Only the dozen jurors really know what’s going on.
“I would say it is still early to be thinking about a hung jury,” said Douglas Tween, a former trial attorney in the Justice Department’s antitrust division and now a principal at Baker & McKenzie. “A general rule of thumb is one to two days of deliberation for every week of trial, so I don’t think this case is unusual at this point.”
Following 25 witnesses who testified over the better part of three weeks, the jury must decide whether Bonds is guilty beyond a reasonable doubt on each count.
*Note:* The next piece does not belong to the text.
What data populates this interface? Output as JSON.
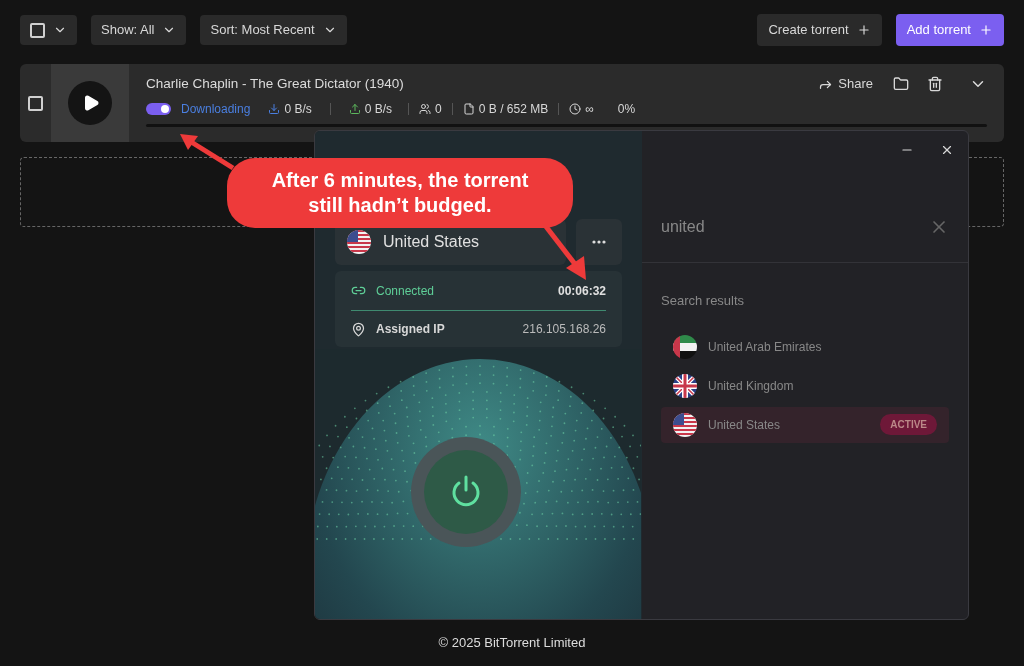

He is charged with lying to the grand jury when he denied receiving steroids and human growth hormone from personal trainer Greg Anderson and when he said that he allowed only doctors to inject him.
During closing arguments last week, defense lawyer Allen Ruby reminded the jury that in addition to being proven false, Bonds’ statements also must have affected the grand jury’s work, which was to investigate the distribution of performance-enhancing drugs by the Bay Area Laboratory Co-Operative.
While Bonds’ former personal shopper, Kathy Hoskins, testified she saw Greg Anderson inject Bonds near the navel in 2002, she also didn’t know what was in the syringe.
In the jurors’ two questions to Illston last Friday — their only ones during deliberations thus far — they asked to rehear a secretly recorded conversation between former Bonds business partner Steve Hoskins — Kathy’s brother — and to have Kathy Hoskins’ testimony read back. Even if the jurors determine Bonds’ answers were false, they also must conclude that by lying Bonds was capable of influencing the grand jury’s decision.
“Determining whether or not an answer would have been material is left for the jury to decide, and they don’t get a lot of guidance,” Tween said.
The obstruction of justice count is tricky because the jury must consider not only Bonds’ statements on injections, HGH and steroids but also four other answers he gave to the grand jury more than seven years ago. While Bonds’ statements may be considered evasive — one of the obstruction standards — they also went off on tangents that could cause jurors to think they were unimportant.
Through three days, the jurors have not given any indications they are deadlocked. If they do send Illston such a note, she could respond with what’s known as an “Allen charge,” an additional set of instructions based on the 1896 Supreme Court case Allen v. U.S.
The judge reminds the jurors “the trial has been expensive in time, effort, money and emotional strain to both the defense and the prosecution” and tells them “if a substantial majority of your number are in favor of a conviction, those of you who disagree should reconsider whether your doubt is a reasonable one since it appears to make no effective impression upon the minds of the others.” The judge also instructs the jury “if a majority or even a lesser number of you are in favor of an acquittal, the rest of you should ask yourselves again, and most thoughtfully, whether you should accept the weight and sufficiency of evidence which fails to convince your fellow jurors beyond a reasonable doubt.”
Stanford University Law School Professor Emeritus William Gould, familiar with baseball from his days as chairman of the National Labor Relations Board, said it’s “tough to figure” which side lengthier deliberations benefit. He said the delay could be because “there is a holdout or they are trying to figure what this conviction would mean for Bonds.”
Associated Press writer Paul Elias contributed to this report.